> [Problem description]
Copy each line of the material in which the word "Cost" appears.
** Opening Records shown block **
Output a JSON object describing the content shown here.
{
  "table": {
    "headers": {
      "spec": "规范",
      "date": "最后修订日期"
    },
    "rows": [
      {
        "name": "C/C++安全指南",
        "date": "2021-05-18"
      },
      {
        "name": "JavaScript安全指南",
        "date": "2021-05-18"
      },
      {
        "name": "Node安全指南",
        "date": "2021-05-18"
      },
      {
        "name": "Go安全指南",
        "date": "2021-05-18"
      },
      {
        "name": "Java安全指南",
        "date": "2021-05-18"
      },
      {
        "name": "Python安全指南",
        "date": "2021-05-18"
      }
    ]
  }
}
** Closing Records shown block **
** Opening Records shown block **
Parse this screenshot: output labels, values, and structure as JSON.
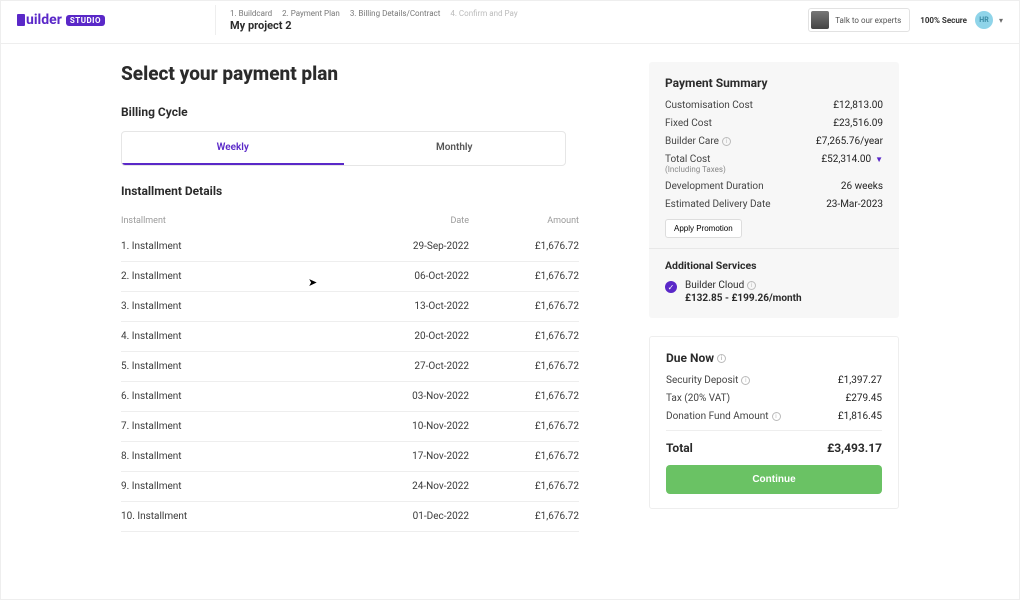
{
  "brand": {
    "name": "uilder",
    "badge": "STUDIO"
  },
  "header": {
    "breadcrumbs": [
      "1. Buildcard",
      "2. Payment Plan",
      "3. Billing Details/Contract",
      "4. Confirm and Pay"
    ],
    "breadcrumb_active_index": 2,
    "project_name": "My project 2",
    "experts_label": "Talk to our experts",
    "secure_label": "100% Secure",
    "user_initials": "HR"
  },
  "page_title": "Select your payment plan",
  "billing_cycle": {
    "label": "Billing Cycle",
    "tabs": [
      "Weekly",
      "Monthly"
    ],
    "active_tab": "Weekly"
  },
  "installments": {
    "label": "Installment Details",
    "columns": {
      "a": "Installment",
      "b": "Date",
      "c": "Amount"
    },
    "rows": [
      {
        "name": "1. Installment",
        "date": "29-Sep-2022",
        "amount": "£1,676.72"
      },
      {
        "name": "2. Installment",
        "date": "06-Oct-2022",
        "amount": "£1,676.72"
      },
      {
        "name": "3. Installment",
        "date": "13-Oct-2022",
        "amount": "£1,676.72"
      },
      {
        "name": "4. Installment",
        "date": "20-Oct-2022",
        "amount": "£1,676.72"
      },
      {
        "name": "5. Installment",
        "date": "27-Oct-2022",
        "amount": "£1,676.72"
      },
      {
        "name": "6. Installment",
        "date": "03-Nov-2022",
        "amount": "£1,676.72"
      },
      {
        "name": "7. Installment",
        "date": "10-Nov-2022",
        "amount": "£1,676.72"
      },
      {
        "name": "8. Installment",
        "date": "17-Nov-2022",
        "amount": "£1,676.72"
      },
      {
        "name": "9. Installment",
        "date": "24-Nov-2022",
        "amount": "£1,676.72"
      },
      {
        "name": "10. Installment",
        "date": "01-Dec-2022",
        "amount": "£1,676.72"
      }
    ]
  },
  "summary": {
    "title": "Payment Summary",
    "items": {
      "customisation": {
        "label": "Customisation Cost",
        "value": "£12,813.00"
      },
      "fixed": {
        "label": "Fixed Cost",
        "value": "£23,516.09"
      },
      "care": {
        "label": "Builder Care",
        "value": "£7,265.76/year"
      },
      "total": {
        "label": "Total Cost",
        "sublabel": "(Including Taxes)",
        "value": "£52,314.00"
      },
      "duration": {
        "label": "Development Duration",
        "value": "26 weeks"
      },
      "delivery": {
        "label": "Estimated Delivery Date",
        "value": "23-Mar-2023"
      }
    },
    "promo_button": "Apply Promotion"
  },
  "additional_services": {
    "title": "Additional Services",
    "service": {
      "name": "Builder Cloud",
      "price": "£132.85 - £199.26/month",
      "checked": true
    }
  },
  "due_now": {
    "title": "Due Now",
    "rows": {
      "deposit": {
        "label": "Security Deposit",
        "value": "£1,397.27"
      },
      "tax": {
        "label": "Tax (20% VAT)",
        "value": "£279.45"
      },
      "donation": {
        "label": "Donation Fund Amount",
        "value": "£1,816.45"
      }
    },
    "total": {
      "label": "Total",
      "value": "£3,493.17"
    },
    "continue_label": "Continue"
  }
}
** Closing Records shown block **
> [Written reply]
        "label": "Customisation Cost",
        "label": "Fixed Cost",
        "label": "Total Cost",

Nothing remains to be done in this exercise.